Entries from a dataset of interfaces
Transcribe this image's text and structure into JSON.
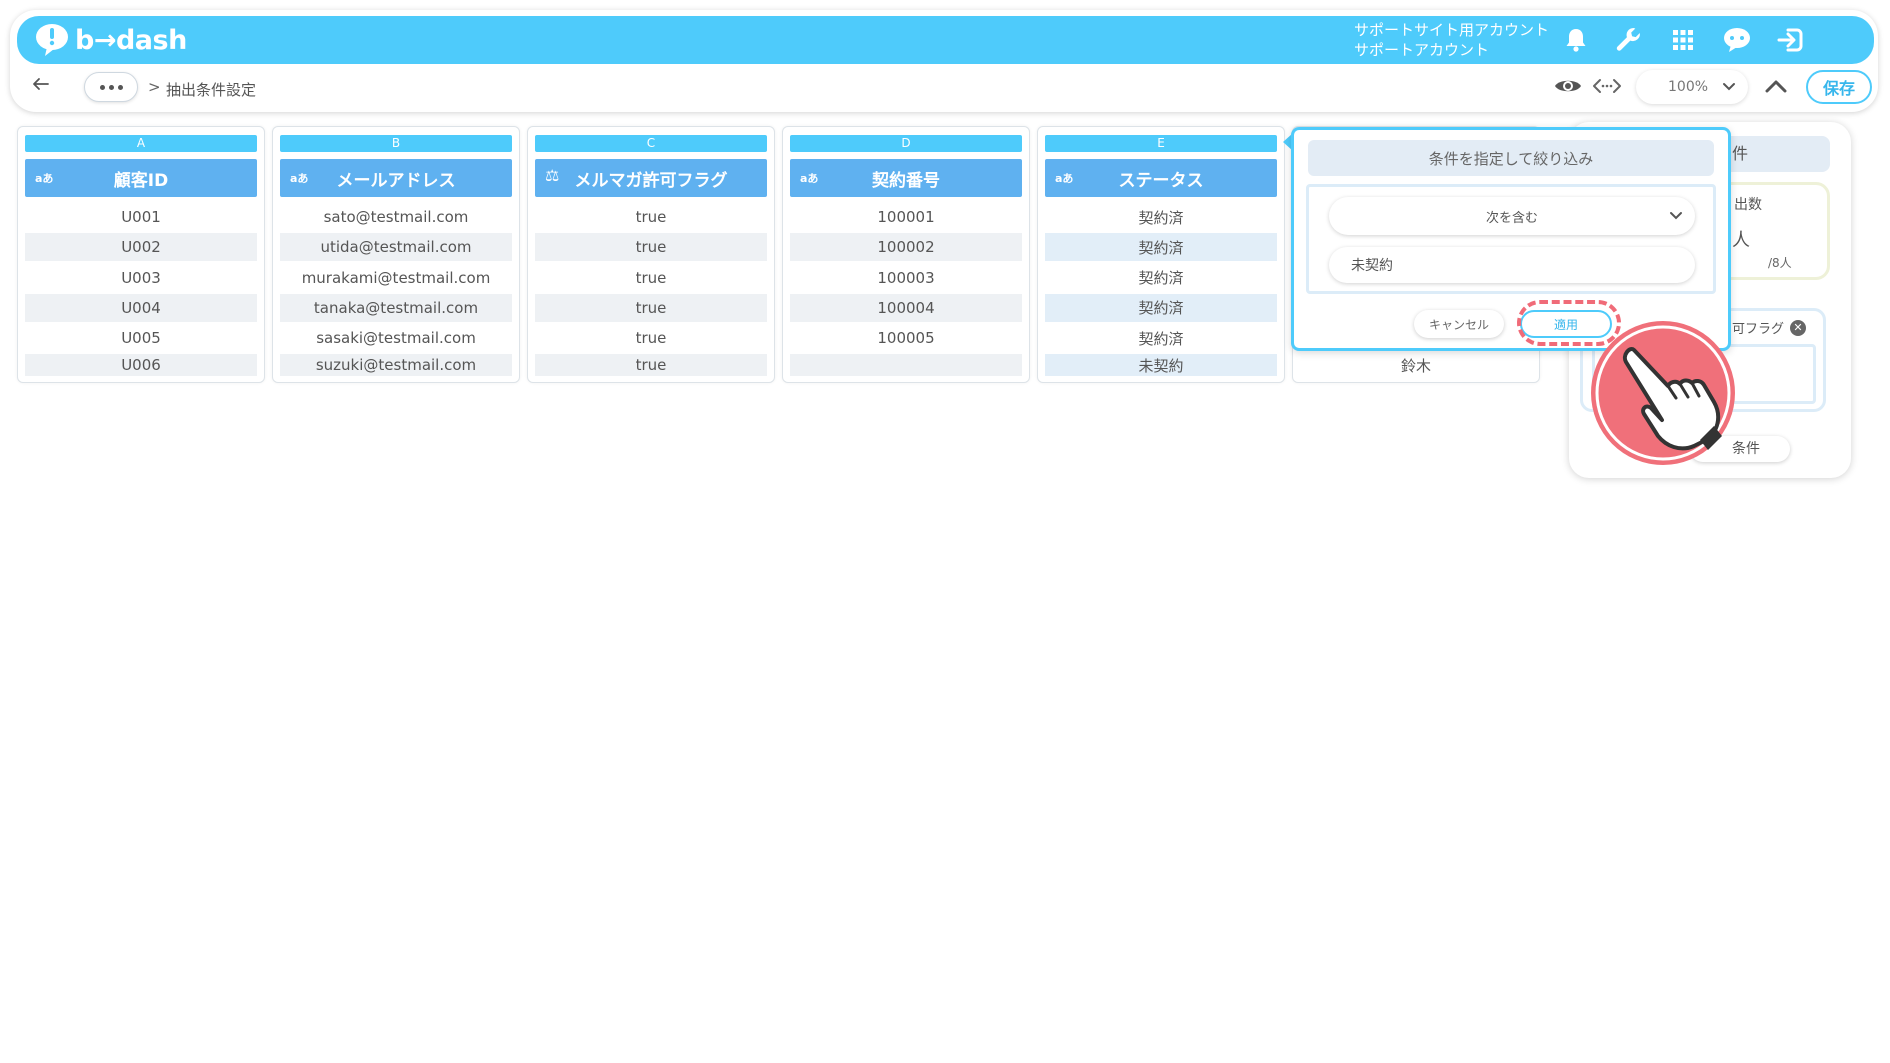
{
  "header": {
    "logo_text": "b→dash",
    "account_line1": "サポートサイト用アカウント",
    "account_line2": "サポートアカウント",
    "icons": [
      "bell-icon",
      "wrench-icon",
      "grid-icon",
      "chat-icon",
      "logout-icon"
    ],
    "brand_color": "#4ecbfb"
  },
  "toolbar": {
    "breadcrumb_separator": ">",
    "breadcrumb_current": "抽出条件設定",
    "zoom": "100%",
    "save_label": "保存"
  },
  "columns": [
    {
      "letter": "A",
      "name": "顧客ID",
      "type_label": "aあ",
      "cells": [
        "U001",
        "U002",
        "U003",
        "U004",
        "U005",
        "U006"
      ]
    },
    {
      "letter": "B",
      "name": "メールアドレス",
      "type_label": "aあ",
      "cells": [
        "sato@testmail.com",
        "utida@testmail.com",
        "murakami@testmail.com",
        "tanaka@testmail.com",
        "sasaki@testmail.com",
        "suzuki@testmail.com"
      ]
    },
    {
      "letter": "C",
      "name": "メルマガ許可フラグ",
      "type_label": "⚖",
      "cells": [
        "true",
        "true",
        "true",
        "true",
        "true",
        "true"
      ]
    },
    {
      "letter": "D",
      "name": "契約番号",
      "type_label": "aあ",
      "cells": [
        "100001",
        "100002",
        "100003",
        "100004",
        "100005",
        ""
      ]
    },
    {
      "letter": "E",
      "name": "ステータス",
      "type_label": "aあ",
      "cells": [
        "契約済",
        "契約済",
        "契約済",
        "契約済",
        "契約済",
        "未契約"
      ]
    }
  ],
  "column_f_visible_cell": "鈴木",
  "side_panel": {
    "title_fragment": "件",
    "count_label_fragment": "出数",
    "count_unit": "人",
    "count_total": "/8人",
    "condition_chip_fragment": "可フラグ",
    "add_condition_fragment": "条件"
  },
  "filter_popup": {
    "title": "条件を指定して絞り込み",
    "operator": "次を含む",
    "value": "未契約",
    "cancel_label": "キャンセル",
    "apply_label": "適用",
    "highlight_color": "#f06b78"
  }
}
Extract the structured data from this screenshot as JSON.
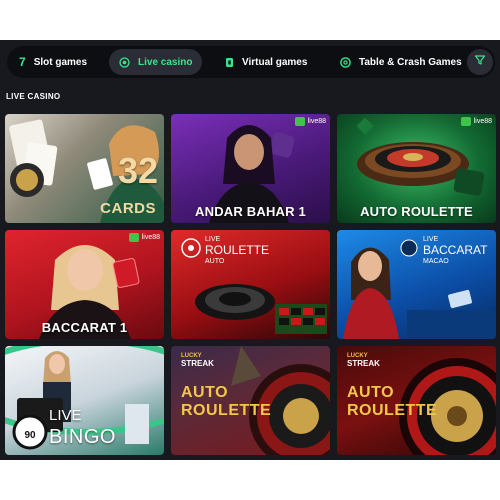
{
  "nav": {
    "items": [
      {
        "label": "Slot games",
        "icon": "seven-icon"
      },
      {
        "label": "Live casino",
        "icon": "live-dot-icon",
        "active": true
      },
      {
        "label": "Virtual games",
        "icon": "card-icon"
      },
      {
        "label": "Table & Crash Games",
        "icon": "chip-icon"
      }
    ],
    "filter_icon": "filter-icon"
  },
  "section": {
    "title": "LIVE CASINO"
  },
  "colors": {
    "accent": "#39e58c",
    "background": "#17191f",
    "nav_bg": "#0c0e12",
    "gold": "#f2c84a"
  },
  "games": [
    {
      "title": "",
      "big_text": "32",
      "sub_text": "CARDS"
    },
    {
      "title": "ANDAR BAHAR 1",
      "provider": "live88"
    },
    {
      "title": "AUTO ROULETTE",
      "provider": "live88"
    },
    {
      "title": "BACCARAT 1",
      "provider": "live88"
    },
    {
      "title": "",
      "brand_top": "LIVE",
      "brand_main": "ROULETTE",
      "brand_sub": "AUTO"
    },
    {
      "title": "",
      "brand_top": "LIVE",
      "brand_main": "BACCARAT",
      "brand_sub": "MACAO"
    },
    {
      "title": "",
      "brand_top": "LIVE",
      "brand_main": "BINGO",
      "ball": "90"
    },
    {
      "title": "",
      "streak_top": "LUCKY",
      "streak": "STREAK",
      "gold_line1": "AUTO",
      "gold_line2": "ROULETTE"
    },
    {
      "title": "",
      "streak_top": "LUCKY",
      "streak": "STREAK",
      "gold_line1": "AUTO",
      "gold_line2": "ROULETTE"
    }
  ]
}
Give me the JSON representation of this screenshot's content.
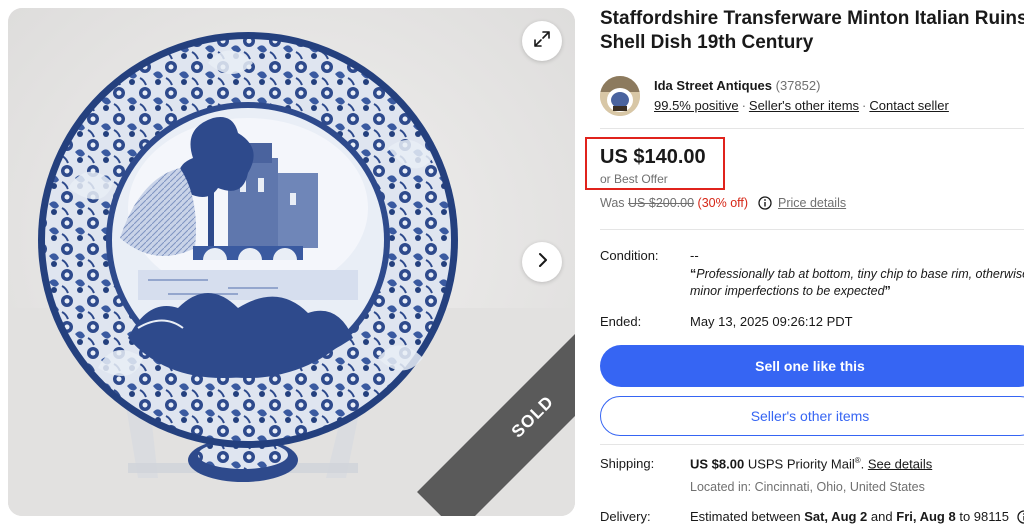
{
  "listing": {
    "title": "Staffordshire Transferware Minton Italian Ruins Shell Dish 19th Century",
    "sold_ribbon": "SOLD"
  },
  "seller": {
    "name": "Ida Street Antiques",
    "feedback_count": "(37852)",
    "positive": "99.5% positive",
    "other_items": "Seller's other items",
    "contact": "Contact seller",
    "separator": "·"
  },
  "price": {
    "amount": "US $140.00",
    "best_offer": "or Best Offer",
    "was_label": "Was",
    "was_amount": "US $200.00",
    "discount": "(30% off)",
    "price_details": "Price details"
  },
  "condition": {
    "label": "Condition:",
    "value": "--",
    "description_line1": "Professionally tab at bottom, tiny chip to base rim, otherwise",
    "description_line2": "minor imperfections to be expected",
    "open_quote": "“",
    "close_quote": "”"
  },
  "ended": {
    "label": "Ended:",
    "value": "May 13, 2025 09:26:12 PDT"
  },
  "buttons": {
    "sell_one": "Sell one like this",
    "sellers_other": "Seller's other items"
  },
  "shipping": {
    "label": "Shipping:",
    "cost": "US $8.00",
    "service": "USPS Priority Mail",
    "reg": "®",
    "see_details": "See details",
    "location": "Located in: Cincinnati, Ohio, United States"
  },
  "delivery": {
    "label": "Delivery:",
    "prefix": "Estimated between",
    "start": "Sat, Aug 2",
    "and": "and",
    "end": "Fri, Aug 8",
    "to": "to 98115"
  },
  "icons": {
    "expand": "expand-icon",
    "next": "chevron-right-icon",
    "info": "info-icon"
  },
  "colors": {
    "primary_blue": "#3665f3",
    "highlight_red": "#e0231c",
    "discount_red": "#d62717",
    "sold_ribbon": "#5a5a5a",
    "plate_blue": "#2e4a8c"
  }
}
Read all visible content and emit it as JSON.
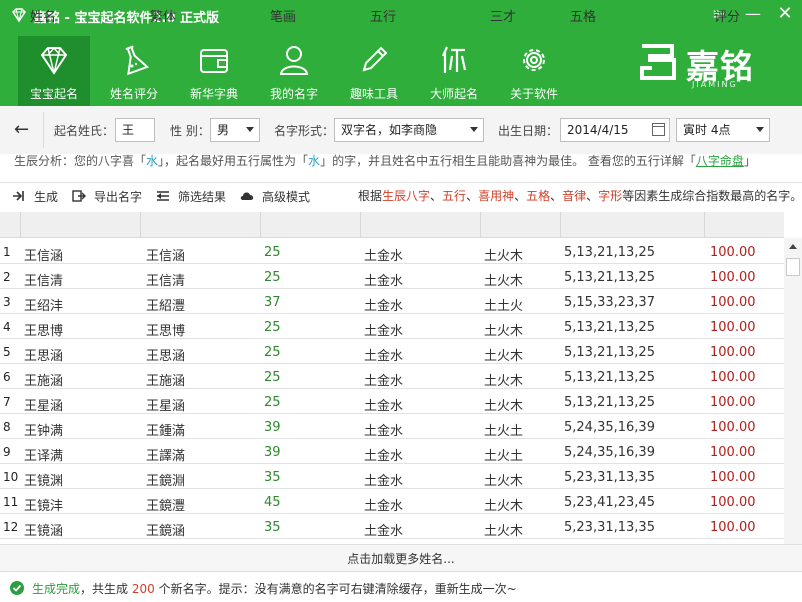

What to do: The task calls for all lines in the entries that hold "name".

Solution to this task:
      "name": "顧客ID",
      "name": "メールアドレス",
      "name": "メルマガ許可フラグ",
      "name": "契約番号",
      "name": "ステータス",
    "name": "Ida Street Antiques",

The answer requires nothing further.